On Saturday, April 10, the online concert will showcase Duncan’s music with performances from some of the most well-recognised pipers and musicians on the Scottish music scene.

As an extraordinary piper, teacher and composer, Duncan not only taught many of the top pipers of today, but his work also continues to capture the attention of many other musicians across the traditional music scene.

The incredible line-up of performers includes Roddy MacLeod MBE, one of Duncan’s most well-known pupils, and John Dew, the last overall winner of the Duncan Johnstone Memorial Piping Competition in 2019.

The National Piping Centre’s director of piping, Finlay MacDonald, who was also a pupil of Johnstone, has put together a band with award-winning fiddler Marie Fielding, founding member of Capercaillie and director of Celtic Connections Donald Shaw and guitarist Steve Byrnes (Kate Rusby Band/Treacherous Orchestra).

This top line-up will play an array of Duncan’s best-loved tunes throughout the night, showcasing why his music continues to inspire future generations.

Dougie Pincock, former piper with the Battlefield Band and director of The National Centre of Excellence in Traditional Music, will also perform from his home in Plockton, as well as discussing his years of tutelage with the great man himself.

Alongside the evening showcasing some fantastic music, viewers will also enjoy interviews with students of Duncan and fans of his music worldwide.

Finlay said: ‘We wanted to make sure that we continue to honour and celebrate Duncan’s contribution to the piping world.

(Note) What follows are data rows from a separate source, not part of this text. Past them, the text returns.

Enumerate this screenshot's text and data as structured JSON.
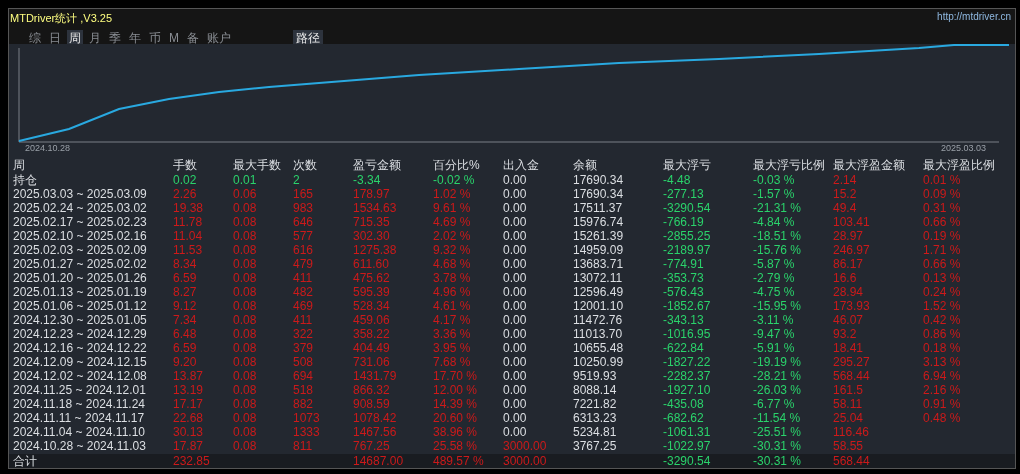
{
  "window": {
    "title": "MTDriver统计 ,V3.25",
    "url": "http://mtdriver.cn"
  },
  "tabs": [
    {
      "label": "综",
      "selected": false
    },
    {
      "label": "日",
      "selected": false
    },
    {
      "label": "周",
      "selected": true
    },
    {
      "label": "月",
      "selected": false
    },
    {
      "label": "季",
      "selected": false
    },
    {
      "label": "年",
      "selected": false
    },
    {
      "label": "币",
      "selected": false
    },
    {
      "label": "M",
      "selected": false
    },
    {
      "label": "备",
      "selected": false
    },
    {
      "label": "账户",
      "selected": false
    }
  ],
  "path_button": {
    "label": "路径"
  },
  "chart": {
    "start_label": "2024.10.28",
    "end_label": "2025.03.03"
  },
  "table": {
    "columns": [
      "周",
      "手数",
      "最大手数",
      "次数",
      "盈亏金额",
      "百分比%",
      "出入金",
      "余额",
      "最大浮亏",
      "最大浮亏比例",
      "最大浮盈金额",
      "最大浮盈比例"
    ],
    "rows": [
      {
        "cells": [
          {
            "text": "持仓"
          },
          {
            "text": "0.02",
            "color": "#2ad36b"
          },
          {
            "text": "0.01",
            "color": "#2ad36b"
          },
          {
            "text": "2",
            "color": "#2ad36b"
          },
          {
            "text": "-3.34",
            "color": "#2ad36b"
          },
          {
            "text": "-0.02 %",
            "color": "#2ad36b"
          },
          {
            "text": "0.00",
            "color": "#dcdfe3"
          },
          {
            "text": "17690.34",
            "color": "#dcdfe3"
          },
          {
            "text": "-4.48",
            "color": "#2ad36b"
          },
          {
            "text": "-0.03 %",
            "color": "#2ad36b"
          },
          {
            "text": "2.14",
            "color": "#cc1a1a"
          },
          {
            "text": "0.01 %",
            "color": "#cc1a1a"
          }
        ]
      },
      {
        "cells": [
          {
            "text": "2025.03.03 ~ 2025.03.09",
            "color": "#dcdfe3"
          },
          {
            "text": "2.26",
            "color": "#cc1a1a"
          },
          {
            "text": "0.06",
            "color": "#cc1a1a"
          },
          {
            "text": "165",
            "color": "#cc1a1a"
          },
          {
            "text": "178.97",
            "color": "#cc1a1a"
          },
          {
            "text": "1.02 %",
            "color": "#cc1a1a"
          },
          {
            "text": "0.00",
            "color": "#dcdfe3"
          },
          {
            "text": "17690.34",
            "color": "#dcdfe3"
          },
          {
            "text": "-277.13",
            "color": "#2ad36b"
          },
          {
            "text": "-1.57 %",
            "color": "#2ad36b"
          },
          {
            "text": "15.2",
            "color": "#cc1a1a"
          },
          {
            "text": "0.09 %",
            "color": "#cc1a1a"
          }
        ]
      },
      {
        "cells": [
          {
            "text": "2025.02.24 ~ 2025.03.02",
            "color": "#dcdfe3"
          },
          {
            "text": "19.38",
            "color": "#cc1a1a"
          },
          {
            "text": "0.08",
            "color": "#cc1a1a"
          },
          {
            "text": "983",
            "color": "#cc1a1a"
          },
          {
            "text": "1534.63",
            "color": "#cc1a1a"
          },
          {
            "text": "9.61 %",
            "color": "#cc1a1a"
          },
          {
            "text": "0.00",
            "color": "#dcdfe3"
          },
          {
            "text": "17511.37",
            "color": "#dcdfe3"
          },
          {
            "text": "-3290.54",
            "color": "#2ad36b"
          },
          {
            "text": "-21.31 %",
            "color": "#2ad36b"
          },
          {
            "text": "49.4",
            "color": "#cc1a1a"
          },
          {
            "text": "0.31 %",
            "color": "#cc1a1a"
          }
        ]
      },
      {
        "cells": [
          {
            "text": "2025.02.17 ~ 2025.02.23",
            "color": "#dcdfe3"
          },
          {
            "text": "11.78",
            "color": "#cc1a1a"
          },
          {
            "text": "0.08",
            "color": "#cc1a1a"
          },
          {
            "text": "646",
            "color": "#cc1a1a"
          },
          {
            "text": "715.35",
            "color": "#cc1a1a"
          },
          {
            "text": "4.69 %",
            "color": "#cc1a1a"
          },
          {
            "text": "0.00",
            "color": "#dcdfe3"
          },
          {
            "text": "15976.74",
            "color": "#dcdfe3"
          },
          {
            "text": "-766.19",
            "color": "#2ad36b"
          },
          {
            "text": "-4.84 %",
            "color": "#2ad36b"
          },
          {
            "text": "103.41",
            "color": "#cc1a1a"
          },
          {
            "text": "0.66 %",
            "color": "#cc1a1a"
          }
        ]
      },
      {
        "cells": [
          {
            "text": "2025.02.10 ~ 2025.02.16",
            "color": "#dcdfe3"
          },
          {
            "text": "11.04",
            "color": "#cc1a1a"
          },
          {
            "text": "0.08",
            "color": "#cc1a1a"
          },
          {
            "text": "577",
            "color": "#cc1a1a"
          },
          {
            "text": "302.30",
            "color": "#cc1a1a"
          },
          {
            "text": "2.02 %",
            "color": "#cc1a1a"
          },
          {
            "text": "0.00",
            "color": "#dcdfe3"
          },
          {
            "text": "15261.39",
            "color": "#dcdfe3"
          },
          {
            "text": "-2855.25",
            "color": "#2ad36b"
          },
          {
            "text": "-18.51 %",
            "color": "#2ad36b"
          },
          {
            "text": "28.97",
            "color": "#cc1a1a"
          },
          {
            "text": "0.19 %",
            "color": "#cc1a1a"
          }
        ]
      },
      {
        "cells": [
          {
            "text": "2025.02.03 ~ 2025.02.09",
            "color": "#dcdfe3"
          },
          {
            "text": "11.53",
            "color": "#cc1a1a"
          },
          {
            "text": "0.08",
            "color": "#cc1a1a"
          },
          {
            "text": "616",
            "color": "#cc1a1a"
          },
          {
            "text": "1275.38",
            "color": "#cc1a1a"
          },
          {
            "text": "9.32 %",
            "color": "#cc1a1a"
          },
          {
            "text": "0.00",
            "color": "#dcdfe3"
          },
          {
            "text": "14959.09",
            "color": "#dcdfe3"
          },
          {
            "text": "-2189.97",
            "color": "#2ad36b"
          },
          {
            "text": "-15.76 %",
            "color": "#2ad36b"
          },
          {
            "text": "246.97",
            "color": "#cc1a1a"
          },
          {
            "text": "1.71 %",
            "color": "#cc1a1a"
          }
        ]
      },
      {
        "cells": [
          {
            "text": "2025.01.27 ~ 2025.02.02",
            "color": "#dcdfe3"
          },
          {
            "text": "8.34",
            "color": "#cc1a1a"
          },
          {
            "text": "0.08",
            "color": "#cc1a1a"
          },
          {
            "text": "479",
            "color": "#cc1a1a"
          },
          {
            "text": "611.60",
            "color": "#cc1a1a"
          },
          {
            "text": "4.68 %",
            "color": "#cc1a1a"
          },
          {
            "text": "0.00",
            "color": "#dcdfe3"
          },
          {
            "text": "13683.71",
            "color": "#dcdfe3"
          },
          {
            "text": "-774.91",
            "color": "#2ad36b"
          },
          {
            "text": "-5.87 %",
            "color": "#2ad36b"
          },
          {
            "text": "86.17",
            "color": "#cc1a1a"
          },
          {
            "text": "0.66 %",
            "color": "#cc1a1a"
          }
        ]
      },
      {
        "cells": [
          {
            "text": "2025.01.20 ~ 2025.01.26",
            "color": "#dcdfe3"
          },
          {
            "text": "6.59",
            "color": "#cc1a1a"
          },
          {
            "text": "0.08",
            "color": "#cc1a1a"
          },
          {
            "text": "411",
            "color": "#cc1a1a"
          },
          {
            "text": "475.62",
            "color": "#cc1a1a"
          },
          {
            "text": "3.78 %",
            "color": "#cc1a1a"
          },
          {
            "text": "0.00",
            "color": "#dcdfe3"
          },
          {
            "text": "13072.11",
            "color": "#dcdfe3"
          },
          {
            "text": "-353.73",
            "color": "#2ad36b"
          },
          {
            "text": "-2.79 %",
            "color": "#2ad36b"
          },
          {
            "text": "16.6",
            "color": "#cc1a1a"
          },
          {
            "text": "0.13 %",
            "color": "#cc1a1a"
          }
        ]
      },
      {
        "cells": [
          {
            "text": "2025.01.13 ~ 2025.01.19",
            "color": "#dcdfe3"
          },
          {
            "text": "8.27",
            "color": "#cc1a1a"
          },
          {
            "text": "0.08",
            "color": "#cc1a1a"
          },
          {
            "text": "482",
            "color": "#cc1a1a"
          },
          {
            "text": "595.39",
            "color": "#cc1a1a"
          },
          {
            "text": "4.96 %",
            "color": "#cc1a1a"
          },
          {
            "text": "0.00",
            "color": "#dcdfe3"
          },
          {
            "text": "12596.49",
            "color": "#dcdfe3"
          },
          {
            "text": "-576.43",
            "color": "#2ad36b"
          },
          {
            "text": "-4.75 %",
            "color": "#2ad36b"
          },
          {
            "text": "28.94",
            "color": "#cc1a1a"
          },
          {
            "text": "0.24 %",
            "color": "#cc1a1a"
          }
        ]
      },
      {
        "cells": [
          {
            "text": "2025.01.06 ~ 2025.01.12",
            "color": "#dcdfe3"
          },
          {
            "text": "9.12",
            "color": "#cc1a1a"
          },
          {
            "text": "0.08",
            "color": "#cc1a1a"
          },
          {
            "text": "469",
            "color": "#cc1a1a"
          },
          {
            "text": "528.34",
            "color": "#cc1a1a"
          },
          {
            "text": "4.61 %",
            "color": "#cc1a1a"
          },
          {
            "text": "0.00",
            "color": "#dcdfe3"
          },
          {
            "text": "12001.10",
            "color": "#dcdfe3"
          },
          {
            "text": "-1852.67",
            "color": "#2ad36b"
          },
          {
            "text": "-15.95 %",
            "color": "#2ad36b"
          },
          {
            "text": "173.93",
            "color": "#cc1a1a"
          },
          {
            "text": "1.52 %",
            "color": "#cc1a1a"
          }
        ]
      },
      {
        "cells": [
          {
            "text": "2024.12.30 ~ 2025.01.05",
            "color": "#dcdfe3"
          },
          {
            "text": "7.34",
            "color": "#cc1a1a"
          },
          {
            "text": "0.08",
            "color": "#cc1a1a"
          },
          {
            "text": "411",
            "color": "#cc1a1a"
          },
          {
            "text": "459.06",
            "color": "#cc1a1a"
          },
          {
            "text": "4.17 %",
            "color": "#cc1a1a"
          },
          {
            "text": "0.00",
            "color": "#dcdfe3"
          },
          {
            "text": "11472.76",
            "color": "#dcdfe3"
          },
          {
            "text": "-343.13",
            "color": "#2ad36b"
          },
          {
            "text": "-3.11 %",
            "color": "#2ad36b"
          },
          {
            "text": "46.07",
            "color": "#cc1a1a"
          },
          {
            "text": "0.42 %",
            "color": "#cc1a1a"
          }
        ]
      },
      {
        "cells": [
          {
            "text": "2024.12.23 ~ 2024.12.29",
            "color": "#dcdfe3"
          },
          {
            "text": "6.48",
            "color": "#cc1a1a"
          },
          {
            "text": "0.08",
            "color": "#cc1a1a"
          },
          {
            "text": "322",
            "color": "#cc1a1a"
          },
          {
            "text": "358.22",
            "color": "#cc1a1a"
          },
          {
            "text": "3.36 %",
            "color": "#cc1a1a"
          },
          {
            "text": "0.00",
            "color": "#dcdfe3"
          },
          {
            "text": "11013.70",
            "color": "#dcdfe3"
          },
          {
            "text": "-1016.95",
            "color": "#2ad36b"
          },
          {
            "text": "-9.47 %",
            "color": "#2ad36b"
          },
          {
            "text": "93.2",
            "color": "#cc1a1a"
          },
          {
            "text": "0.86 %",
            "color": "#cc1a1a"
          }
        ]
      },
      {
        "cells": [
          {
            "text": "2024.12.16 ~ 2024.12.22",
            "color": "#dcdfe3"
          },
          {
            "text": "6.59",
            "color": "#cc1a1a"
          },
          {
            "text": "0.08",
            "color": "#cc1a1a"
          },
          {
            "text": "379",
            "color": "#cc1a1a"
          },
          {
            "text": "404.49",
            "color": "#cc1a1a"
          },
          {
            "text": "3.95 %",
            "color": "#cc1a1a"
          },
          {
            "text": "0.00",
            "color": "#dcdfe3"
          },
          {
            "text": "10655.48",
            "color": "#dcdfe3"
          },
          {
            "text": "-622.84",
            "color": "#2ad36b"
          },
          {
            "text": "-5.91 %",
            "color": "#2ad36b"
          },
          {
            "text": "18.41",
            "color": "#cc1a1a"
          },
          {
            "text": "0.18 %",
            "color": "#cc1a1a"
          }
        ]
      },
      {
        "cells": [
          {
            "text": "2024.12.09 ~ 2024.12.15",
            "color": "#dcdfe3"
          },
          {
            "text": "9.20",
            "color": "#cc1a1a"
          },
          {
            "text": "0.08",
            "color": "#cc1a1a"
          },
          {
            "text": "508",
            "color": "#cc1a1a"
          },
          {
            "text": "731.06",
            "color": "#cc1a1a"
          },
          {
            "text": "7.68 %",
            "color": "#cc1a1a"
          },
          {
            "text": "0.00",
            "color": "#dcdfe3"
          },
          {
            "text": "10250.99",
            "color": "#dcdfe3"
          },
          {
            "text": "-1827.22",
            "color": "#2ad36b"
          },
          {
            "text": "-19.19 %",
            "color": "#2ad36b"
          },
          {
            "text": "295.27",
            "color": "#cc1a1a"
          },
          {
            "text": "3.13 %",
            "color": "#cc1a1a"
          }
        ]
      },
      {
        "cells": [
          {
            "text": "2024.12.02 ~ 2024.12.08",
            "color": "#dcdfe3"
          },
          {
            "text": "13.87",
            "color": "#cc1a1a"
          },
          {
            "text": "0.08",
            "color": "#cc1a1a"
          },
          {
            "text": "694",
            "color": "#cc1a1a"
          },
          {
            "text": "1431.79",
            "color": "#cc1a1a"
          },
          {
            "text": "17.70 %",
            "color": "#cc1a1a"
          },
          {
            "text": "0.00",
            "color": "#dcdfe3"
          },
          {
            "text": "9519.93",
            "color": "#dcdfe3"
          },
          {
            "text": "-2282.37",
            "color": "#2ad36b"
          },
          {
            "text": "-28.21 %",
            "color": "#2ad36b"
          },
          {
            "text": "568.44",
            "color": "#cc1a1a"
          },
          {
            "text": "6.94 %",
            "color": "#cc1a1a"
          }
        ]
      },
      {
        "cells": [
          {
            "text": "2024.11.25 ~ 2024.12.01",
            "color": "#dcdfe3"
          },
          {
            "text": "13.19",
            "color": "#cc1a1a"
          },
          {
            "text": "0.08",
            "color": "#cc1a1a"
          },
          {
            "text": "518",
            "color": "#cc1a1a"
          },
          {
            "text": "866.32",
            "color": "#cc1a1a"
          },
          {
            "text": "12.00 %",
            "color": "#cc1a1a"
          },
          {
            "text": "0.00",
            "color": "#dcdfe3"
          },
          {
            "text": "8088.14",
            "color": "#dcdfe3"
          },
          {
            "text": "-1927.10",
            "color": "#2ad36b"
          },
          {
            "text": "-26.03 %",
            "color": "#2ad36b"
          },
          {
            "text": "161.5",
            "color": "#cc1a1a"
          },
          {
            "text": "2.16 %",
            "color": "#cc1a1a"
          }
        ]
      },
      {
        "cells": [
          {
            "text": "2024.11.18 ~ 2024.11.24",
            "color": "#dcdfe3"
          },
          {
            "text": "17.17",
            "color": "#cc1a1a"
          },
          {
            "text": "0.08",
            "color": "#cc1a1a"
          },
          {
            "text": "882",
            "color": "#cc1a1a"
          },
          {
            "text": "908.59",
            "color": "#cc1a1a"
          },
          {
            "text": "14.39 %",
            "color": "#cc1a1a"
          },
          {
            "text": "0.00",
            "color": "#dcdfe3"
          },
          {
            "text": "7221.82",
            "color": "#dcdfe3"
          },
          {
            "text": "-435.08",
            "color": "#2ad36b"
          },
          {
            "text": "-6.77 %",
            "color": "#2ad36b"
          },
          {
            "text": "58.11",
            "color": "#cc1a1a"
          },
          {
            "text": "0.91 %",
            "color": "#cc1a1a"
          }
        ]
      },
      {
        "cells": [
          {
            "text": "2024.11.11 ~ 2024.11.17",
            "color": "#dcdfe3"
          },
          {
            "text": "22.68",
            "color": "#cc1a1a"
          },
          {
            "text": "0.08",
            "color": "#cc1a1a"
          },
          {
            "text": "1073",
            "color": "#cc1a1a"
          },
          {
            "text": "1078.42",
            "color": "#cc1a1a"
          },
          {
            "text": "20.60 %",
            "color": "#cc1a1a"
          },
          {
            "text": "0.00",
            "color": "#dcdfe3"
          },
          {
            "text": "6313.23",
            "color": "#dcdfe3"
          },
          {
            "text": "-682.62",
            "color": "#2ad36b"
          },
          {
            "text": "-11.54 %",
            "color": "#2ad36b"
          },
          {
            "text": "25.04",
            "color": "#cc1a1a"
          },
          {
            "text": "0.48 %",
            "color": "#cc1a1a"
          }
        ]
      },
      {
        "cells": [
          {
            "text": "2024.11.04 ~ 2024.11.10",
            "color": "#dcdfe3"
          },
          {
            "text": "30.13",
            "color": "#cc1a1a"
          },
          {
            "text": "0.08",
            "color": "#cc1a1a"
          },
          {
            "text": "1333",
            "color": "#cc1a1a"
          },
          {
            "text": "1467.56",
            "color": "#cc1a1a"
          },
          {
            "text": "38.96 %",
            "color": "#cc1a1a"
          },
          {
            "text": "0.00",
            "color": "#dcdfe3"
          },
          {
            "text": "5234.81",
            "color": "#dcdfe3"
          },
          {
            "text": "-1061.31",
            "color": "#2ad36b"
          },
          {
            "text": "-25.51 %",
            "color": "#2ad36b"
          },
          {
            "text": "116.46",
            "color": "#cc1a1a"
          },
          null
        ]
      },
      {
        "cells": [
          {
            "text": "2024.10.28 ~ 2024.11.03",
            "color": "#dcdfe3"
          },
          {
            "text": "17.87",
            "color": "#cc1a1a"
          },
          {
            "text": "0.08",
            "color": "#cc1a1a"
          },
          {
            "text": "811",
            "color": "#cc1a1a"
          },
          {
            "text": "767.25",
            "color": "#cc1a1a"
          },
          {
            "text": "25.58 %",
            "color": "#cc1a1a"
          },
          {
            "text": "3000.00",
            "color": "#cc1a1a"
          },
          {
            "text": "3767.25",
            "color": "#dcdfe3"
          },
          {
            "text": "-1022.97",
            "color": "#2ad36b"
          },
          {
            "text": "-30.31 %",
            "color": "#2ad36b"
          },
          {
            "text": "58.55",
            "color": "#cc1a1a"
          },
          null
        ]
      }
    ],
    "total": {
      "cells": [
        {
          "text": "合计"
        },
        {
          "text": "232.85",
          "color": "#cc1a1a"
        },
        null,
        null,
        {
          "text": "14687.00",
          "color": "#cc1a1a"
        },
        {
          "text": "489.57 %",
          "color": "#cc1a1a"
        },
        {
          "text": "3000.00",
          "color": "#cc1a1a"
        },
        null,
        {
          "text": "-3290.54",
          "color": "#2ad36b"
        },
        {
          "text": "-30.31 %",
          "color": "#2ad36b"
        },
        {
          "text": "568.44",
          "color": "#cc1a1a"
        },
        null
      ]
    }
  }
}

‘This event showcases the depth and breadth of his music, but also gives us an opportunity to hear more about the man himself through those who had a personal connection to him and have been influenced by his work.’

Duncan was born in Glasgow in 1925 and died in 1999. His mother was from Benbecula and his father from Barra. He was nine years of age when he was encouraged by his father — also a piper — to go with a friend for lessons from Glasgow policeman Angus Campbell from Ballachulish. Duncan won his first chanter competition in 1938.

He joined the St Francis Boys Guild Band and on leaving school he began an apprenticeship as a cabinetmaker. When he was old enough, he joined the Royal Navy, spending a large part of the last year of the Second World War minesweeping in the eastern Mediterranean.

At the end of hostilities Duncan returned to Glasgow where he completed his apprenticeship and resumed lessons with Angus Campbell. He was later passed on to ‘wee’ Donald MacLean and Roddy MacDonald, both of whom were living in Glasgow.

Through these teachers and regular visits to his father’s home island, Duncan began to absorb the west coast musical influences he was to become famous for.

The event was recorded at The National Piping Centre in early March in strict adherence to all social distancing and Covid safe guidelines.

It will be available to watch back for one week, until Saturday, April 17. Tickets are £10 and can be bought from: